I feel it … it’s on the tip of my tongue … my brain is churning words … a seed is being planted … a thought is forming … a curious ponder is watered … until finally something cracks open:

 

“How can we ask better questions?”

 

∇∇∇

When an English speaking person wants to know something, how do they usually formulate their request? 

 

In my house, my kids say, “Can I ask you a question?”

 

The English word ‘ask’ comes from the Middle English ‘asken’ and from the Old English ‘ascian’, ‘ahsian’, ‘axian’, which means to inquire, demand, call, summon.

 

How do we question in English? Apparently, we inquire, we demand, we call, we summon … an answer!

 

Sounds kind of bossy, don’t you think? Having said that, now I am thinking of all the times I have asked my children: “Where have you been?” “What are you doing?” or “What’s up with that?” Who would have guessed I was acting like some kind of drill sergeant demanding answers from young reserves? No wonder my kids were often angry with me, growing up.
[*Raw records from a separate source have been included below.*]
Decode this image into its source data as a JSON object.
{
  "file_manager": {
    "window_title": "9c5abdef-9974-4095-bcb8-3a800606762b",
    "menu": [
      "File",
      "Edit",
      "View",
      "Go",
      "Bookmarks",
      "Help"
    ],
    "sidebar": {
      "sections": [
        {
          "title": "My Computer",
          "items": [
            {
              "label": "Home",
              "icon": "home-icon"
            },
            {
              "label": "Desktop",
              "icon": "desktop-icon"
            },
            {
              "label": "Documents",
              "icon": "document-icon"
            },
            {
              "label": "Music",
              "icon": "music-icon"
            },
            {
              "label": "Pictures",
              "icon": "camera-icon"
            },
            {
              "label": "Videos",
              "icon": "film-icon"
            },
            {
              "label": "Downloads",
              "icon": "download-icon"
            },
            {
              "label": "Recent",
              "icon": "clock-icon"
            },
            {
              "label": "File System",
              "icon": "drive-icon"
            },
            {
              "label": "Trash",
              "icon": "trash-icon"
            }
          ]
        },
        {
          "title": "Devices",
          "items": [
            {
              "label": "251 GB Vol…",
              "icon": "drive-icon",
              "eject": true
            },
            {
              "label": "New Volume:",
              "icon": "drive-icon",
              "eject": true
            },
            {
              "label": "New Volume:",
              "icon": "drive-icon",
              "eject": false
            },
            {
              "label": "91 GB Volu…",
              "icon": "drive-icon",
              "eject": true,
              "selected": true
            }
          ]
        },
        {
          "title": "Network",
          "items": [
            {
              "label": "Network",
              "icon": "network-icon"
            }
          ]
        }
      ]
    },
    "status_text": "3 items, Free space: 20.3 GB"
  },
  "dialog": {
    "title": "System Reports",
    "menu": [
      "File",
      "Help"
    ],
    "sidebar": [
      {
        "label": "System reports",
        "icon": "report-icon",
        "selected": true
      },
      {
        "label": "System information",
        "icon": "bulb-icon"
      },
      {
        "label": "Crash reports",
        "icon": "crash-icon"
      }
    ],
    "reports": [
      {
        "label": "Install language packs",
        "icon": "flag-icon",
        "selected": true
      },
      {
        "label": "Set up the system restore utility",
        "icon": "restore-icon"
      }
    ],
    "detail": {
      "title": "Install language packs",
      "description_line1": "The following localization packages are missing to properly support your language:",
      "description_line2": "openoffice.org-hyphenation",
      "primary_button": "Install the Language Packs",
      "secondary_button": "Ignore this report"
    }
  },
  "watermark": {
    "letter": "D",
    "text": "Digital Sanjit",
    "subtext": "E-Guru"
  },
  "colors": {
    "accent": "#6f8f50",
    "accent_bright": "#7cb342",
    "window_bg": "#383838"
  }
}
.

∇∇∇

When a Chinese speaking person wants to know something, how do they usually formulate their request?

 

In my house, my kids say, “我有个问题想问你.” (wo you ge wenti xiang wen ni.)

The Chinese word for ‘ask’ is 问 (wen). “口” represents an open mouth and 门 represents an open door and a question mark. 问 (wen) means to ask, inquire, interrogate, hold responsible.

 

How do we question in Chinese? Never mind just asking, we shall hold another responsible for their answers and interrogate further if need be!

 

Without their knowing, my kids up might have been subjected to military style parenting, because I kept drilling them for answers.

.

∇∇∇

When a French speaking person wants to know something, how do they formulate their request?

 

In my house, my kids say, “Puis-je te poser une question?”

 

As a native French speaker, I might be doomed because way back in the 4th century, the French confused two latin verbs: ‘pausare’ (to cease) and ‘ponere’ (to put). The confusion got so bad that both verbs were amalgamated to form a new verb, ‘pondre’ which literally means ‘to lay an egg’. Besides that, the word also means: to put something onto something/someone or to abandon something; placing in a spot/situation or affixing a physical structure; to establish a foundation or to address; putting in its rightful place or laying on something/someone; to study gestures/looks/language or to take on a role/appearance; etc.

 

How do we question in French? Apparently, we first build some kind of elaborate wordy structure to establish on it a nest where we lay an egg to crack open the shell of our understanding.

.

.

At this point, I am kindly ASKing  each one of us to SUMMON buckets of compassion while doing further  INVESTIGATION into this laying egg query:

 

“How can we ask better questions?”

 

And during this ongoing process,

∇∇∇∇∇∇∇∇∇

May we all crack open the shell of our understanding.

 

My name is Anne Beaulieu and I am an Emotional Intelligence Coach who loves languages and the insights they provide for all of us to understand how to ask better questions. I can be reached at https://walkinginside.com/contact-us

Your EQ coach,

Anne

https://walkinginside.com/products

Photo by Miguel Andrade on Unsplash